REPRESENTATION OF THE LORDS OF TRADE RESPECTING THE POWERS AND INSTRUCTIONS OF THE ENGLISH COMMISSARIES, 26 AUG., 1719.*
To Their Excellencies, the Lords Justices :
May it please Your Excellencies :
In obedience to Your Excellencies' Commands signify'd to its by Mr. Delafaye, in his letter of the 16th of July, 1719, we have prepar'd the inclos'd commission and instructions for Mr. Bladen, to treat, as His Majesty's Commissary or Deputy, with the Commissary or Commissaries to be appointed on the part of France, concerning several matters left undetermin'd by the 10th, 11th, 12th, 13th, 14th and 15th Articles of the Treaty of Peace concluded at Utrecht, the 31/11 day of March/April, 1713, between Her late Majesty and the late French King, Louis the 14th.
It was not in our power to give more dispatch to this matter, by reason of the multiplicity of books and papers which were necessary to be read and well consider'd upon this subject, besides that we were oblig'd to consult with several persons, and to wait for such lights as the Company of British merchants trading to Hudson's Bay, the African Company and several other parties concern'd in the success of this negotiation cou'd give us, touching their respective interests and demands, for which we have made the most effectual provision we cou'd think of, in Mr. Bladen's instructions.
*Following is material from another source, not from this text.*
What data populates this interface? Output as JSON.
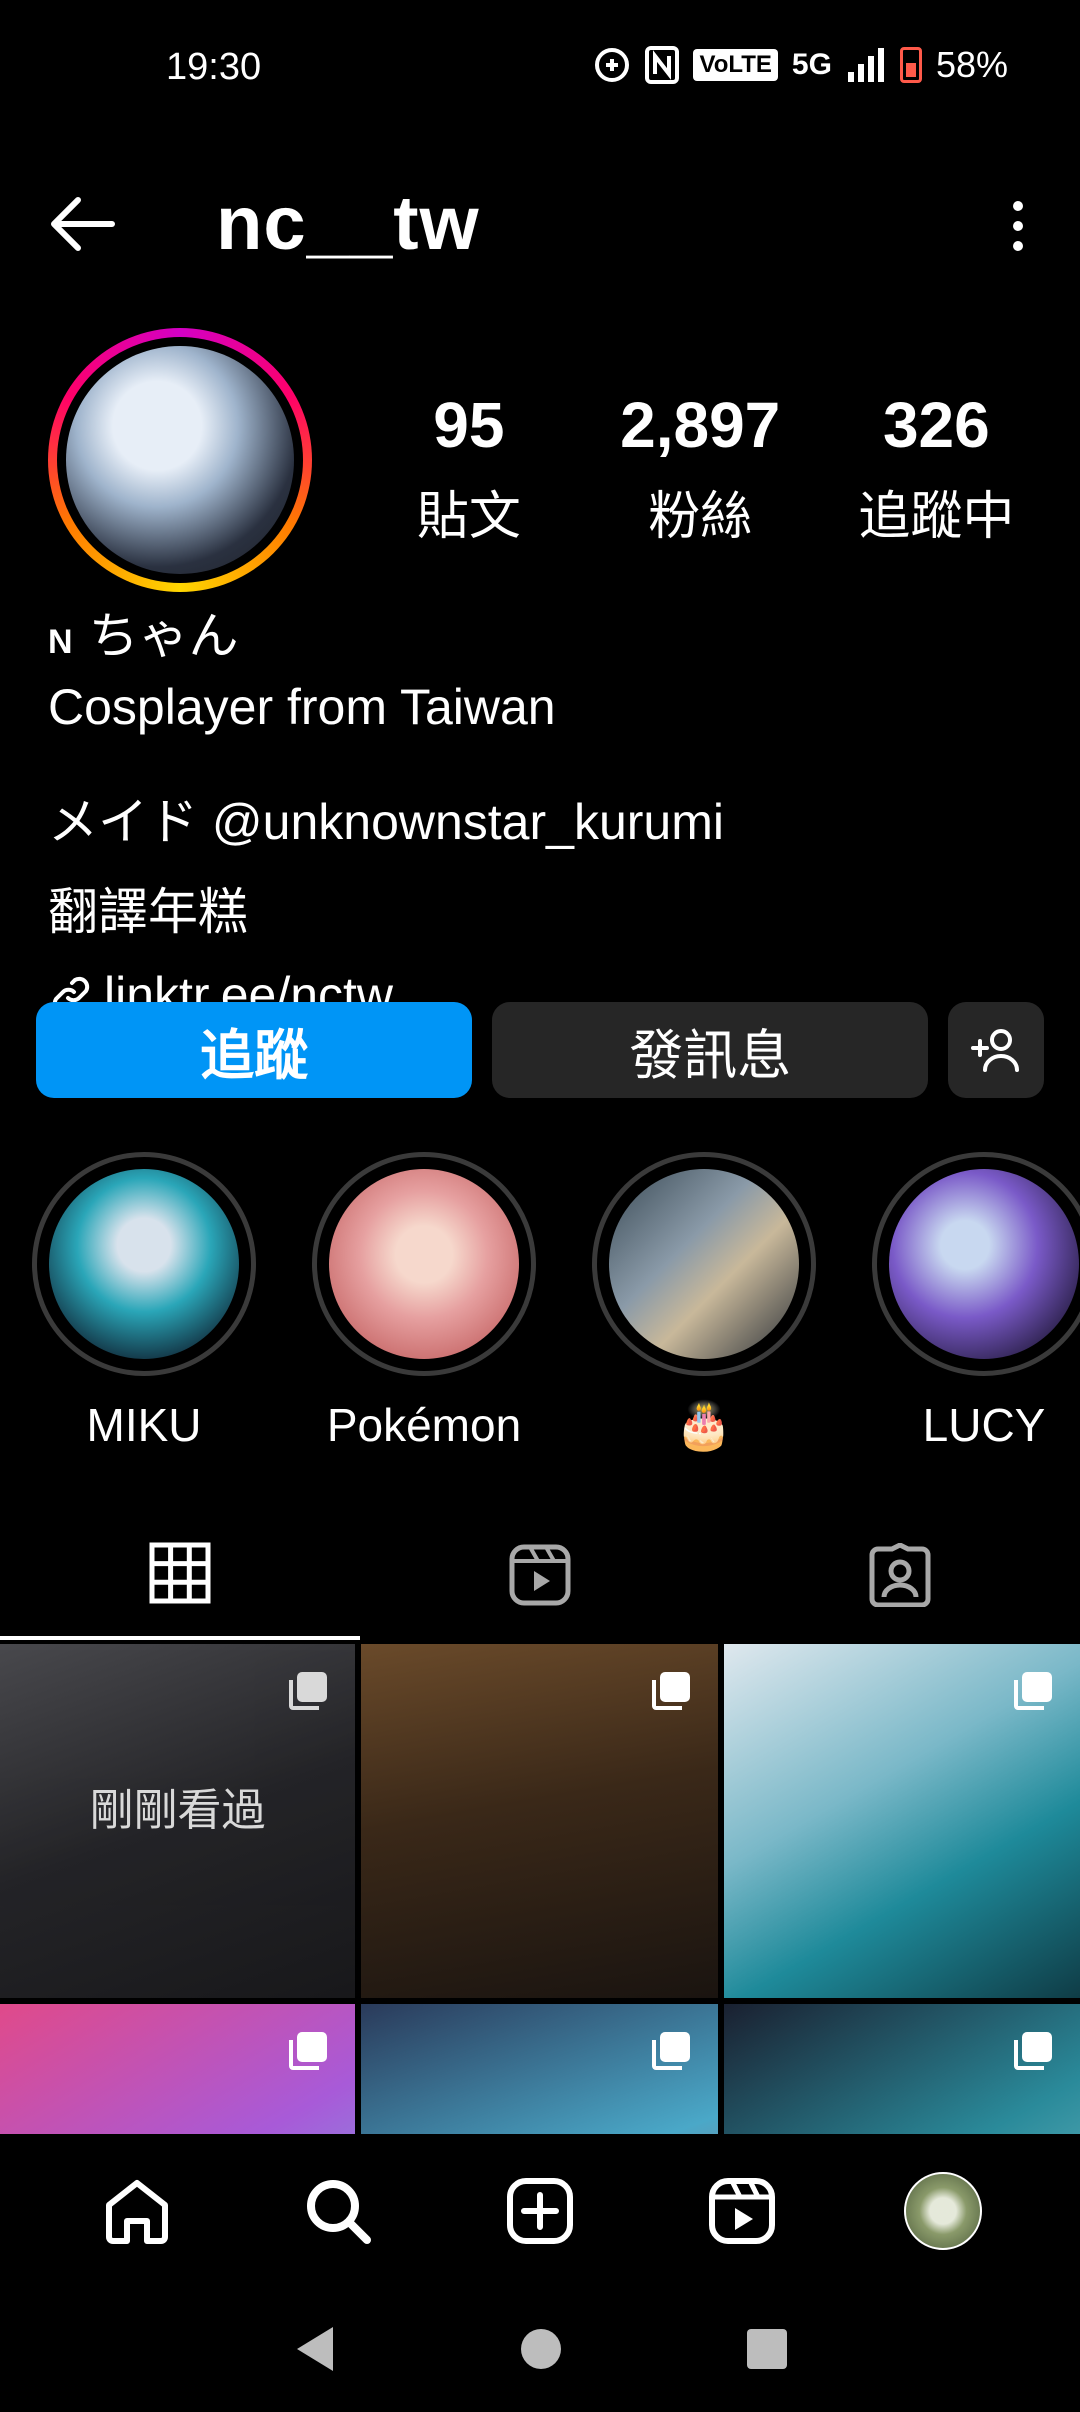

We have perus'd and consider'd the several Charters granted by His Majesty's royal predecessors to the respective British Colonies on the Continent of America, from Hudson's Bay and Nova Scotia, as far as the Bay of Mexico, of which many are very extensive, stretching from sea to sea ; but as the French wou'd not perhaps be determin'd by these authorities only, and since we have not hitherto been able to get such maps of the said plantations as may be depended on, or to obtain such further informations as might be requir'd to support the right and title of His Majesty or any of his subjects have, to places which the French possess or pretend to, either on the back of the British plantations or westward from New England down to the Gulf of Mexico, we thought it proper to leave out of Mr. Bladen's full powers, that part of the Tenth Article which relates to a general settlement of the boundaries between the colonies of the two nations in America, and
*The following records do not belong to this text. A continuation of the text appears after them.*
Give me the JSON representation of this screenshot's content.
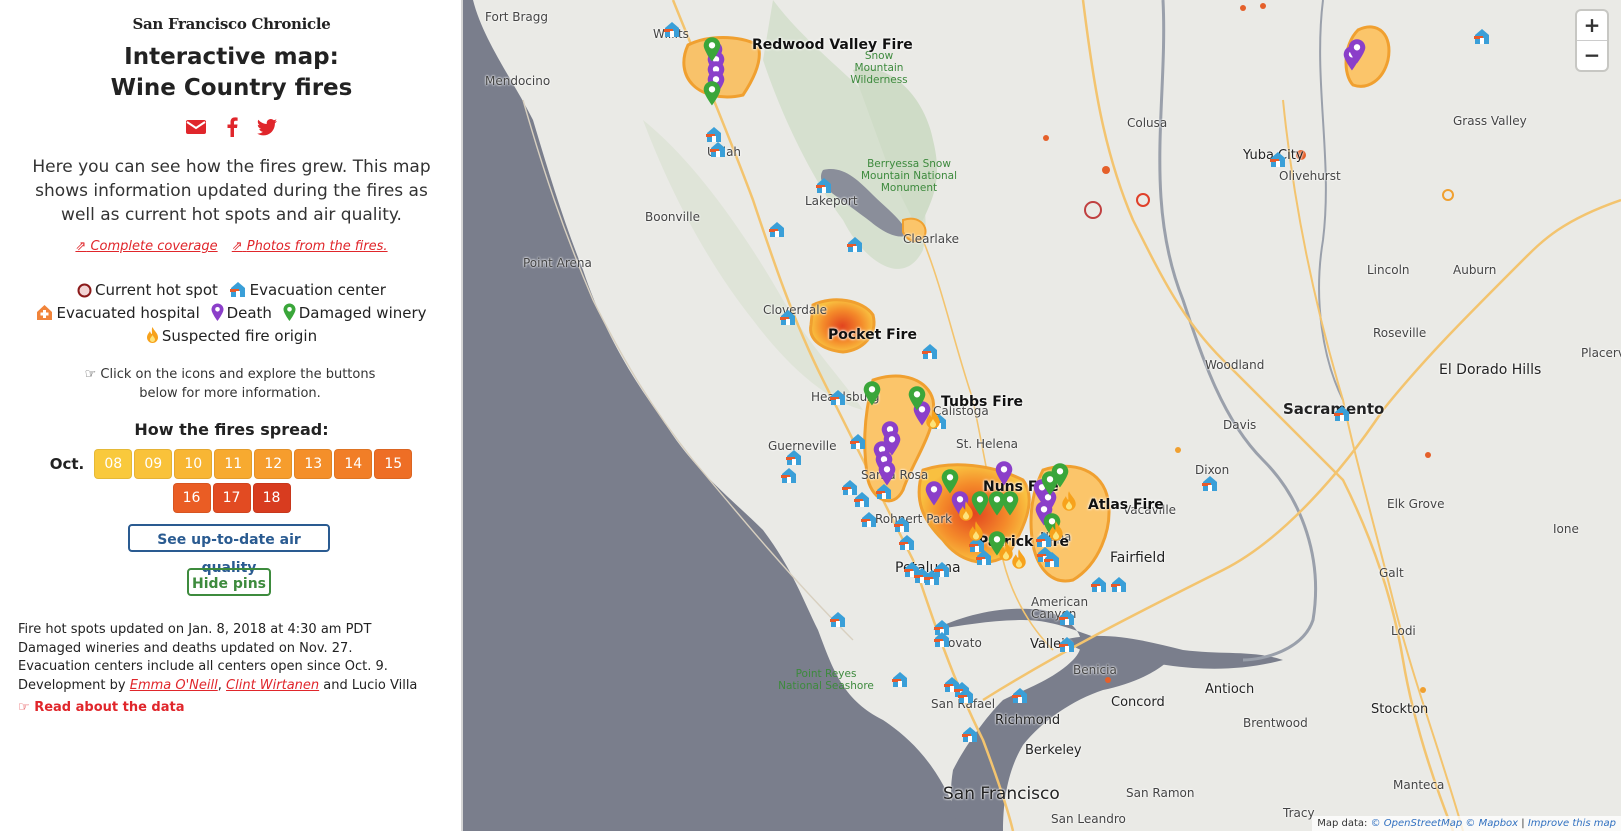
{
  "brand": "San Francisco Chronicle",
  "title_line1": "Interactive map:",
  "title_line2": "Wine Country fires",
  "share": {
    "email": "email-icon",
    "facebook": "facebook-icon",
    "twitter": "twitter-icon"
  },
  "intro": "Here you can see how the fires grew. This map shows information updated during the fires as well as current hot spots and air quality.",
  "links": {
    "coverage": "Complete coverage",
    "photos": "Photos from the fires."
  },
  "legend": {
    "hotspot": "Current hot spot",
    "evac_center": "Evacuation center",
    "evac_hospital": "Evacuated hospital",
    "death": "Death",
    "winery": "Damaged winery",
    "origin": "Suspected fire origin"
  },
  "hint": "Click on the icons and explore the buttons below for more information.",
  "spread": {
    "title": "How the fires spread:",
    "month": "Oct.",
    "days": [
      {
        "label": "08",
        "color": "#f9c93c"
      },
      {
        "label": "09",
        "color": "#f9c23a"
      },
      {
        "label": "10",
        "color": "#f8b634"
      },
      {
        "label": "11",
        "color": "#f7aa30"
      },
      {
        "label": "12",
        "color": "#f69d2d"
      },
      {
        "label": "13",
        "color": "#f48f2a"
      },
      {
        "label": "14",
        "color": "#f17e27"
      },
      {
        "label": "15",
        "color": "#ee6e25"
      },
      {
        "label": "16",
        "color": "#ea5d24"
      },
      {
        "label": "17",
        "color": "#e24b22"
      },
      {
        "label": "18",
        "color": "#d83c1f"
      }
    ]
  },
  "buttons": {
    "air": "See up-to-date air quality",
    "hide": "Hide pins"
  },
  "notes": {
    "line1": "Fire hot spots updated on Jan. 8, 2018 at 4:30 am PDT",
    "line2": "Damaged wineries and deaths updated on Nov. 27.",
    "line3": "Evacuation centers include all centers open since Oct. 9.",
    "dev_prefix": "Development by",
    "dev1": "Emma O'Neill",
    "dev_sep": ",",
    "dev2": "Clint Wirtanen",
    "dev_suffix": "and Lucio Villa",
    "read": "Read about the data"
  },
  "map": {
    "fires": [
      "Redwood Valley Fire",
      "Pocket Fire",
      "Tubbs Fire",
      "Nuns Fire",
      "Atlas Fire",
      "Patrick Fire"
    ],
    "places": [
      "Fort Bragg",
      "Willits",
      "Mendocino",
      "Ukiah",
      "Boonville",
      "Point Arena",
      "Lakeport",
      "Clearlake",
      "Cloverdale",
      "Healdsburg",
      "Guerneville",
      "Santa Rosa",
      "Rohnert Park",
      "Petaluma",
      "Napa",
      "St. Helena",
      "Calistoga",
      "Vacaville",
      "Fairfield",
      "Dixon",
      "Davis",
      "Woodland",
      "Sacramento",
      "El Dorado Hills",
      "Roseville",
      "Lincoln",
      "Auburn",
      "Grass Valley",
      "Yuba City",
      "Olivehurst",
      "Colusa",
      "Galt",
      "Lodi",
      "Stockton",
      "Antioch",
      "Concord",
      "Benicia",
      "Vallejo",
      "American Canyon",
      "Novato",
      "San Rafael",
      "Richmond",
      "Berkeley",
      "San Francisco",
      "San Ramon",
      "San Leandro",
      "Brentwood",
      "Manteca",
      "Tracy",
      "Ione",
      "Placerville",
      "Elk Grove"
    ],
    "parks": [
      "Snow Mountain Wilderness",
      "Berryessa Snow Mountain National Monument",
      "Point Reyes National Seashore"
    ],
    "zoom_in": "+",
    "zoom_out": "−",
    "attribution_prefix": "Map data:",
    "attribution_osm": "© OpenStreetMap",
    "attribution_mapbox": "© Mapbox",
    "attribution_sep": "|",
    "attribution_improve": "Improve this map"
  }
}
* Reprinted from Joint Appendix of Documents, Ontario-Manitoba Boundary Case (P.C.), pp. 507-508.
to restrain his commission to the boundaries of Hudson's Bay and Nova Scotia only, where we have proofs and authorities against which, we think, no exception can reasonably be made.
In all other matters, Mr. Bladen's commission and instructions are made agreeable to the several Articles of the Treaty of Utrecht above mention'd, comprehending the mutual pretensions of both nations then left undetermin'd ; and we hope, may prove to Your Excellencies' satisfaction.
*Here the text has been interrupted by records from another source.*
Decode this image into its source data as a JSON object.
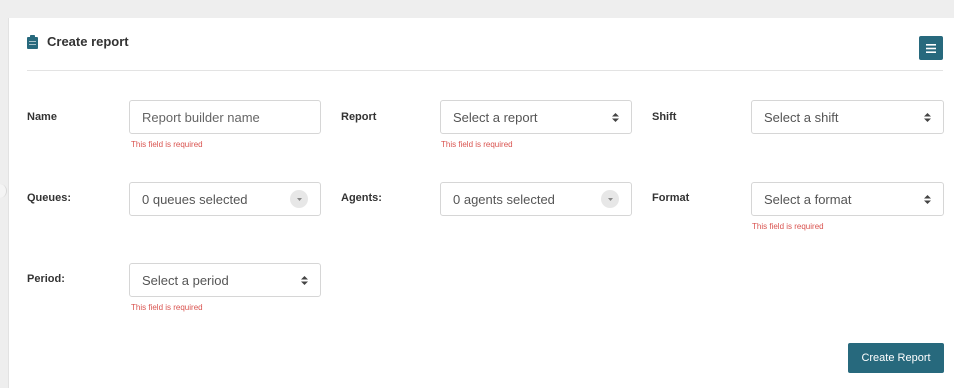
{
  "header": {
    "title": "Create report",
    "icon": "clipboard-icon",
    "menu_icon": "hamburger-menu-icon"
  },
  "colors": {
    "accent": "#27697d",
    "error": "#d9534f"
  },
  "form": {
    "name": {
      "label": "Name",
      "placeholder": "Report builder name",
      "error": "This field is required"
    },
    "report": {
      "label": "Report",
      "value": "Select a report",
      "error": "This field is required"
    },
    "shift": {
      "label": "Shift",
      "value": "Select a shift"
    },
    "queues": {
      "label": "Queues:",
      "value": "0 queues selected"
    },
    "agents": {
      "label": "Agents:",
      "value": "0 agents selected"
    },
    "format": {
      "label": "Format",
      "value": "Select a format",
      "error": "This field is required"
    },
    "period": {
      "label": "Period:",
      "value": "Select a period",
      "error": "This field is required"
    }
  },
  "actions": {
    "create_label": "Create Report"
  }
}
Upon this occasion, we beg leave to represent to Your Excellencies that, considering the several accounts we have receiv'd from the Governors of his Majesty's plantations, as well as from persons with whom we have discours'd, concerning the progress of the French settlements, from the mouth of the River St. Lawrence northward to that of the Mississippi southward, in the Bay of Mexico, and the daily increase of their power in those parts, we cannot but be something alarm'd at a scheme that seems one day to threaten the destruction of all the British Colonies in America, for which reason, we have prepar'd an instruction for Mr. Bladen, directing him to get the best information he can, of the state of the French colonies in those parts, and of the constitution of the Mississippi Company. In the meantime, we cannot help observing to Your Excellencies, that among the other grants that we have perus'd upon this occasion, we have seen one from King Charles the First, to Sir Robert Heath, which, by several mean conveyances, is become the property of Doctor Cox, and contains not only the greatest part of Florida, but likewise extends itself westward beyond the River Mississippi..
It were heartily to be wish'd that, in imitation of our industrious neighbours of France, some means cou'd be found to extend our settlements likewise towards the Bay of Mexico, more especially while we are at war with Spain, and might possibly preserve by a future Treaty whatever might be now acquir'd.
Your Excelleneies will find by the maps of those countries that the Fort of St. Augustine, which lyes on the coast of Florida to the southward of Carolina, wou'd be a great security to our plantations on that side, and by the best information we have had thereupon, might be reduced at a very small expense.
All which is most humbly submitted.
Whitehall, Aug'st ye 26th, 1719.